Kansas is one step away from harsher penalties for those who kill law enforcement animals

Kansas could soon have harsher penalties for anyone who kills a police animal after lawmakers voted Tuesday on a bill that was introduced after a wanted man ran from police and hid in a storm drain where he then strangled Sedgwick County Sheriff’s Office K-9 deputy Bane.

Bane, an 8-year-old Belgian Malinois, died at the scene of the Nov. 16 police standoff in southeast Wichita.

The state House approved HB 2583 115-6 on Tuesday. It is now up to Gov. Laura Kelly to sign or veto the bill.

The current punishment for killing or harming a police dog ranges from 30 days or up to a year in prison and a fine between $500 to $5,000.

If the measure passes, a first-time offender who disables or kills a police horse or dog, an arson dog, game warden’s dog or a search-and-rescue dog could see a prison sentence of 38-43 months; it’s between 55-61 months if the animal is killed while the suspect is trying to elude police.

Additionally, they would face a minimum of a $10,000 fine and possible restitution.

Kansas Speaker of the House Rep. Daniel Hawkins (R-Wichita) and Rep. Stephen Owens (R-Hesston) introduced the legislation. Hawkins commended Tuesday’s vote in honor of K-9 Bane.

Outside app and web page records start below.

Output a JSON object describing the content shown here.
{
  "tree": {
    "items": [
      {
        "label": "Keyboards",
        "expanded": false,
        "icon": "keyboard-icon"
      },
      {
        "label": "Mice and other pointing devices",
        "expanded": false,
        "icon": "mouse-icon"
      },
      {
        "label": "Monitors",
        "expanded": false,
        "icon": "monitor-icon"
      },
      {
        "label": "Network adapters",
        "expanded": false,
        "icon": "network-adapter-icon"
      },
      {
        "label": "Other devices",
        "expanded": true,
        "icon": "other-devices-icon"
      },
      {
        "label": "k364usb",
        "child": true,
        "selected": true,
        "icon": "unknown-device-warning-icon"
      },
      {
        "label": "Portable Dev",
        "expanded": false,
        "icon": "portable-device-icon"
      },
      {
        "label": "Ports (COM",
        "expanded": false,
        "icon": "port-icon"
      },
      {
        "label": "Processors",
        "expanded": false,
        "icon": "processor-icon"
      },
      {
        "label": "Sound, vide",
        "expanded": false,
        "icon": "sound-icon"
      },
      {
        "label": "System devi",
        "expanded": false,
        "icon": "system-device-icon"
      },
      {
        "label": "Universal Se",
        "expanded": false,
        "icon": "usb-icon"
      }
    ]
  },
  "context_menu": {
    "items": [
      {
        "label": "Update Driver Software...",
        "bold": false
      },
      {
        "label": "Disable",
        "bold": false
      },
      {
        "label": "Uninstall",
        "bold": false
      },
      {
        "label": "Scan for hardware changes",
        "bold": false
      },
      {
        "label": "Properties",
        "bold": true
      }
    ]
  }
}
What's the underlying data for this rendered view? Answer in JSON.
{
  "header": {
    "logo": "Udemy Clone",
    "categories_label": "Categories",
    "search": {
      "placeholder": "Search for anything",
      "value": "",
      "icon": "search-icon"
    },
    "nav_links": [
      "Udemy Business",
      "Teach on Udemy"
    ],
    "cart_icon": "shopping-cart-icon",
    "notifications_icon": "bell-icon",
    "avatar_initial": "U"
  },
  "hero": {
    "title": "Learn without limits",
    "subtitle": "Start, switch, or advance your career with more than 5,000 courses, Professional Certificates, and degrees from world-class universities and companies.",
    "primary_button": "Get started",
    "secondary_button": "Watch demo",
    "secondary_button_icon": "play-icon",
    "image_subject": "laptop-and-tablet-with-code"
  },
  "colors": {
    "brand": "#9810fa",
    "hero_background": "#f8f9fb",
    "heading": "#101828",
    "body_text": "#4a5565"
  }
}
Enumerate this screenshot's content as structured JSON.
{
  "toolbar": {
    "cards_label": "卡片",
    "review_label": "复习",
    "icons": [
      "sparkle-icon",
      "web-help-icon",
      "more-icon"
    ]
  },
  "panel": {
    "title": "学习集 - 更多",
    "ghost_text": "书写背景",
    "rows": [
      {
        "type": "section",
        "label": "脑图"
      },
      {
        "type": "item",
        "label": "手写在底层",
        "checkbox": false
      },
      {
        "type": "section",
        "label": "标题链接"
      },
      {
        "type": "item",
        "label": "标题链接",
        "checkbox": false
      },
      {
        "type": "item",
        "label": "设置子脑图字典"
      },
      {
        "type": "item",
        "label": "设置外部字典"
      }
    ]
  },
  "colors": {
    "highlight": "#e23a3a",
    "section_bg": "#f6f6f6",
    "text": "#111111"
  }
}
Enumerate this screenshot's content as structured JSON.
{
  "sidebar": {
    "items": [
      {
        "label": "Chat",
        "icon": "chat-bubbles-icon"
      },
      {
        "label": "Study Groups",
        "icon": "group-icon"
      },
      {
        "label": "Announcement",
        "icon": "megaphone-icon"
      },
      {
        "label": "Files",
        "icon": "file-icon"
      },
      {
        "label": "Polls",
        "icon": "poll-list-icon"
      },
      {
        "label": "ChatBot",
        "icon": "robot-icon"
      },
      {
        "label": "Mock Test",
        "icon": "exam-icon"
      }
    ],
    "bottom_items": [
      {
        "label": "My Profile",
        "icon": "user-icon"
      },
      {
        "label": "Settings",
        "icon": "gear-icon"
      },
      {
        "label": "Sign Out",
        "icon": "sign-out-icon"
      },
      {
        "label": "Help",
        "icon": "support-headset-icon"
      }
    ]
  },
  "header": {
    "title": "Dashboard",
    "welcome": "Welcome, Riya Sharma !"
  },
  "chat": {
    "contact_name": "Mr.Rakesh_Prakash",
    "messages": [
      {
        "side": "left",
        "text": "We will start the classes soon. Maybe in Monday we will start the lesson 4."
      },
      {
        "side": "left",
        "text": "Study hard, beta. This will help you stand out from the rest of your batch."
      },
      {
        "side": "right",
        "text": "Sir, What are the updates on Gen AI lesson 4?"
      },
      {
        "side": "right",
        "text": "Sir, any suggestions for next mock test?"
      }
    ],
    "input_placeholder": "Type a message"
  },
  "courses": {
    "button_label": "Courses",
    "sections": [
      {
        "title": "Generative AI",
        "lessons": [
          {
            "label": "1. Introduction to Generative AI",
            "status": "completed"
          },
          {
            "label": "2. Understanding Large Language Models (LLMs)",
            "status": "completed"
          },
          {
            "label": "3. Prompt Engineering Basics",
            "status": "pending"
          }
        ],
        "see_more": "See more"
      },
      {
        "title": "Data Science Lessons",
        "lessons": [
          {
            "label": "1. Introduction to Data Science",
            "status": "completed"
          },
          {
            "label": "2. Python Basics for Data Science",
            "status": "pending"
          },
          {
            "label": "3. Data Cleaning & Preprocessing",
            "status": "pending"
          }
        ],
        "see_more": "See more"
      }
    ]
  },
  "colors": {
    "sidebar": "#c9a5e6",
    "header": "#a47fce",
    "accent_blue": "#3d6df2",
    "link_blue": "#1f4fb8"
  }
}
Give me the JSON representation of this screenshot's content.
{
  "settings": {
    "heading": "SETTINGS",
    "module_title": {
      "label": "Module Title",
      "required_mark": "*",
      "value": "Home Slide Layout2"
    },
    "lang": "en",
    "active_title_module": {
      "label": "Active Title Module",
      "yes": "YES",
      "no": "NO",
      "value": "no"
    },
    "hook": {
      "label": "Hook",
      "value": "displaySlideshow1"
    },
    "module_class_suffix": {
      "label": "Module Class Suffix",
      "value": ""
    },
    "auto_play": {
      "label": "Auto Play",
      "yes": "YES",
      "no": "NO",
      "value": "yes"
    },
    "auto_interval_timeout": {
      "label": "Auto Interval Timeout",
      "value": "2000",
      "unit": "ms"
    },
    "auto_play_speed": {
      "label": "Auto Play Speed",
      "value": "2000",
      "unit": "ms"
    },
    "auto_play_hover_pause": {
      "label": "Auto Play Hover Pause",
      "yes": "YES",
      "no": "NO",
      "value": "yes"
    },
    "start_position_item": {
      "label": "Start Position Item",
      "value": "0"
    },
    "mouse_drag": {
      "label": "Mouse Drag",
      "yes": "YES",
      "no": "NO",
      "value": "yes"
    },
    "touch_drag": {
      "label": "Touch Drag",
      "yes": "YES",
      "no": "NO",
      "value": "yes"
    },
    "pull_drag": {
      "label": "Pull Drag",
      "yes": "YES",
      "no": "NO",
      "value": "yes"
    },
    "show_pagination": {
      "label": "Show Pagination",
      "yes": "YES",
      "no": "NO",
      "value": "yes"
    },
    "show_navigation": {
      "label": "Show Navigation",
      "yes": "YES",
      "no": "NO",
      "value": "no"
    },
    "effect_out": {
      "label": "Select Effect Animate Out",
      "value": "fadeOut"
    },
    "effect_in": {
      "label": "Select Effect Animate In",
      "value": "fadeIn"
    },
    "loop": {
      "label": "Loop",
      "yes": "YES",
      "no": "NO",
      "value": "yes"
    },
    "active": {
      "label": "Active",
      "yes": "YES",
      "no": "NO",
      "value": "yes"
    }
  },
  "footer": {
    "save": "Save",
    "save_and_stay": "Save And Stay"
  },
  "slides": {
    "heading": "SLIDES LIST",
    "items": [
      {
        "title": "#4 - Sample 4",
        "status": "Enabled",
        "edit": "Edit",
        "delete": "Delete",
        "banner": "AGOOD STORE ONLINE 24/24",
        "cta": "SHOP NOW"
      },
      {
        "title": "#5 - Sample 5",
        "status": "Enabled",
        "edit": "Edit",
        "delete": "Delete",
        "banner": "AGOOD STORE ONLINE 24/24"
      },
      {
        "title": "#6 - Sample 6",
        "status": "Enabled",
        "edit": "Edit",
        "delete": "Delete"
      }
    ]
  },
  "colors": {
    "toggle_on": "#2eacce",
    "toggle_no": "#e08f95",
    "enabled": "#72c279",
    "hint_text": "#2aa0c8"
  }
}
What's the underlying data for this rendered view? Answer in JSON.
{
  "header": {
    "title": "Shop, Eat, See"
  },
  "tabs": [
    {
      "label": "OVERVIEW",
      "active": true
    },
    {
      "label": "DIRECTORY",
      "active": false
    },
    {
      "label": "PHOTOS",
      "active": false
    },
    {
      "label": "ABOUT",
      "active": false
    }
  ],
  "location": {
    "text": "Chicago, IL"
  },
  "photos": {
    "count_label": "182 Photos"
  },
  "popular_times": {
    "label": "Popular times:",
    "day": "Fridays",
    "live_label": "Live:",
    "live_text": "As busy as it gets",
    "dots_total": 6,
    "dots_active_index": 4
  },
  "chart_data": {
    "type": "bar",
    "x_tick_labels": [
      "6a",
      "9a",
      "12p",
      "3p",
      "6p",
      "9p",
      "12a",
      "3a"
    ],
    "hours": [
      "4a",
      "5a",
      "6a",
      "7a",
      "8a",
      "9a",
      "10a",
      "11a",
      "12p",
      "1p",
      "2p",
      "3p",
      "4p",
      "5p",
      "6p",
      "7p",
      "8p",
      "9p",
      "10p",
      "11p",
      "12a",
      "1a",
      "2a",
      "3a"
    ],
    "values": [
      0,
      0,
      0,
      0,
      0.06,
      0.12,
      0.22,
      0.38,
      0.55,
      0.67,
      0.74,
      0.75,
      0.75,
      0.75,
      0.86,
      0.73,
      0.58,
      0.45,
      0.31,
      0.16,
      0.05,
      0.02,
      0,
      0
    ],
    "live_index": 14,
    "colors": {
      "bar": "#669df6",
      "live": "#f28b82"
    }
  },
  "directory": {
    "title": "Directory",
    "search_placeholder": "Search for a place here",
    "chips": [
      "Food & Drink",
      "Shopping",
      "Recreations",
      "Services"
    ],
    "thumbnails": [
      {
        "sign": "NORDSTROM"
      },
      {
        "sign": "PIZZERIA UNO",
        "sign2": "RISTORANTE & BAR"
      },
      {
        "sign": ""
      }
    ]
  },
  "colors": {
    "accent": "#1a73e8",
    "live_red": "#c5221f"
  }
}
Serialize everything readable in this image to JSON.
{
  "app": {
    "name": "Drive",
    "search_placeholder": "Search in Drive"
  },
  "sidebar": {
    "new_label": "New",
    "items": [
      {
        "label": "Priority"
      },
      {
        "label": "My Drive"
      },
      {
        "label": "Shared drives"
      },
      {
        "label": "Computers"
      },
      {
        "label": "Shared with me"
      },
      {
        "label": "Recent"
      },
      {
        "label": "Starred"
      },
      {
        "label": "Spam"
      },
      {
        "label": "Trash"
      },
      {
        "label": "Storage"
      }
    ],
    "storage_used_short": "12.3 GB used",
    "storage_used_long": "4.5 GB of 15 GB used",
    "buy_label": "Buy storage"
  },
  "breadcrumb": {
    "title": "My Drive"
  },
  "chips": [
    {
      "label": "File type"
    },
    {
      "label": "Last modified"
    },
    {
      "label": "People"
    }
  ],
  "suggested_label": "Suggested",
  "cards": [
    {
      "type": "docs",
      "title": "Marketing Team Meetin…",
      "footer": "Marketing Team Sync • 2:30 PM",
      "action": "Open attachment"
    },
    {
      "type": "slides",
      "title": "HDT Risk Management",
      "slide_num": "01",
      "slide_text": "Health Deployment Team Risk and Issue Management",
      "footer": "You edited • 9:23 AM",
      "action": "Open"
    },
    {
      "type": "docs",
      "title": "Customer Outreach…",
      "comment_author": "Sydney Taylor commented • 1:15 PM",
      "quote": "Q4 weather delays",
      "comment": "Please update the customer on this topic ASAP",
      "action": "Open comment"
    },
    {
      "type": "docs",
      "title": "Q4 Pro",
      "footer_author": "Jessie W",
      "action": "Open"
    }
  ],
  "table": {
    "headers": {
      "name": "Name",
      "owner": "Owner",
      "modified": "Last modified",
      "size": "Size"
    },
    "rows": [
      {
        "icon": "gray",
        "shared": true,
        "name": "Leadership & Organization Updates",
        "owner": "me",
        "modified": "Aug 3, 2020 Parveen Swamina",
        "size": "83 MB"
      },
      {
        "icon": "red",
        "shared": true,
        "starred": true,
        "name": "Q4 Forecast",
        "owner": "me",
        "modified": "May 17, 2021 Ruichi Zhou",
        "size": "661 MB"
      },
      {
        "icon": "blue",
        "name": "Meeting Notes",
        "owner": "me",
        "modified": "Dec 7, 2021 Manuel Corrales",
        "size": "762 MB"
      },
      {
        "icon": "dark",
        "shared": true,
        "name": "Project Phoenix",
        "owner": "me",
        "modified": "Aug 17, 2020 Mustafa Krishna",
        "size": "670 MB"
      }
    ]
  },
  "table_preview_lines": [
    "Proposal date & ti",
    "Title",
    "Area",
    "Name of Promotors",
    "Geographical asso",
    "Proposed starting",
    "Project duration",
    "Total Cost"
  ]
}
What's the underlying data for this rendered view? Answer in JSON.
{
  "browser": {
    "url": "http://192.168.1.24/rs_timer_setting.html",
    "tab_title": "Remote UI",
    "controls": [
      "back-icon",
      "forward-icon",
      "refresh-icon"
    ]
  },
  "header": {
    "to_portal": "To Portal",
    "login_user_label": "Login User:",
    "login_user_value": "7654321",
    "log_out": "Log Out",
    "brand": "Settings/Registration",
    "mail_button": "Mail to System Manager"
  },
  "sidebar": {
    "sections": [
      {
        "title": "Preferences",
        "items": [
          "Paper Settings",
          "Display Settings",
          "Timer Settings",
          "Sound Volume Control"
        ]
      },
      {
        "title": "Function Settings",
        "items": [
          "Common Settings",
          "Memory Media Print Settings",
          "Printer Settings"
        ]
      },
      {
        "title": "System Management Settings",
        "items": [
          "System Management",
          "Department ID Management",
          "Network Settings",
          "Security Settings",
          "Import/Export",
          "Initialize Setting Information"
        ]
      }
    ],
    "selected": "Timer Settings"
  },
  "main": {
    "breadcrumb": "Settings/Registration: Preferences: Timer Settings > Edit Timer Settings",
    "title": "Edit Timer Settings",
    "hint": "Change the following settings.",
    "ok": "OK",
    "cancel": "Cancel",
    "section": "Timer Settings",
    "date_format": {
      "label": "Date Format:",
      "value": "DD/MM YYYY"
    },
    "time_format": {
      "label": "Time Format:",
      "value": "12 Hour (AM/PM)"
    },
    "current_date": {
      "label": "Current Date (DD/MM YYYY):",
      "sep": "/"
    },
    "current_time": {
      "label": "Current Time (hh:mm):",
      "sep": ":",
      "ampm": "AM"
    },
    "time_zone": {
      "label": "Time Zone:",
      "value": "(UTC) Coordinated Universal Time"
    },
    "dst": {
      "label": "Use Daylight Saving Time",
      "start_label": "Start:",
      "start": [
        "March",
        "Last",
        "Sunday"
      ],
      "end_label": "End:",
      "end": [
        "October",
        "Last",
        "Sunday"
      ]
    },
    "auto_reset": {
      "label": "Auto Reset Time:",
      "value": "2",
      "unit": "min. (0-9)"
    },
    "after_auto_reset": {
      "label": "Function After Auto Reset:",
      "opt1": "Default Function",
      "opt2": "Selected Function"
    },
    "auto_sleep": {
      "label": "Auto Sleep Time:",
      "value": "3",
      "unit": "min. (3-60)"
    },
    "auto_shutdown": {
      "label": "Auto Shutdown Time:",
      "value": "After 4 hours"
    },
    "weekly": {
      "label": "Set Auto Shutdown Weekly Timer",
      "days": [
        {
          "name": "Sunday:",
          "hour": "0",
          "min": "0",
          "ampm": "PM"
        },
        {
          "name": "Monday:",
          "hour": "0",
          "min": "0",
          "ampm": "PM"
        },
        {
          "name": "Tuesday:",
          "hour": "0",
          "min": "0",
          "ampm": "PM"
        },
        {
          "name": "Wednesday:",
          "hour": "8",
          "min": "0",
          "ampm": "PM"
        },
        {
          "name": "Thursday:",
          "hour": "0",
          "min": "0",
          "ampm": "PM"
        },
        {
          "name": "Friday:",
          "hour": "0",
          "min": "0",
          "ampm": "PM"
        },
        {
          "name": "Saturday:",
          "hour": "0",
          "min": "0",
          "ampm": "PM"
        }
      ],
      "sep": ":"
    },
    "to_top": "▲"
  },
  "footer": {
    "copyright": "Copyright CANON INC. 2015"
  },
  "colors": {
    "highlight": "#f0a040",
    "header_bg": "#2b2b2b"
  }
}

“When I learned of the penalties for harming or killing a police dog were so minimal, I knew we needed to do better for these heroic animals,” Hawkins said in a statement to The Eagle. “Police service dogs, like K-9 Bane, are members of the police department and truly serve as a partner to their officer/handler.”

In November, Bane died after he and a Wichita Police Department K-9 were both released on extended leashes into the storm drain for a then 24-year-old Wichita man wanted in connection with a robbery and domestic violence battery.

A camera was also used. The other K-9 wasn’t injured.

The incident lasted more than 2.5 hours before police talked the man into surrendering.

Hawkins added: “I’m proud to have been a part of making this important law a reality to protect the law enforcement animals who serve Kansans every day.”

Opponents of this type of legislation have questioned how police dogs have been used, saying the animals have been directed to go after people who have surrendered. The history of police dogs includes being used to attack people of color during the Civil Rights Movement of the 1950s and 1960s.

Keisha James, a staff attorney for the National Lawyers Guild’s National Police Accountability Project, said police dogs have jaws strong enough to puncture sheet metal. “Victims of attacks by police dogs have sustained serious and even fatal injuries,” James said in a written statement to a Senate committee last month. “It follows that an individual being attacked by a police dog would respond by trying to defend themselves.”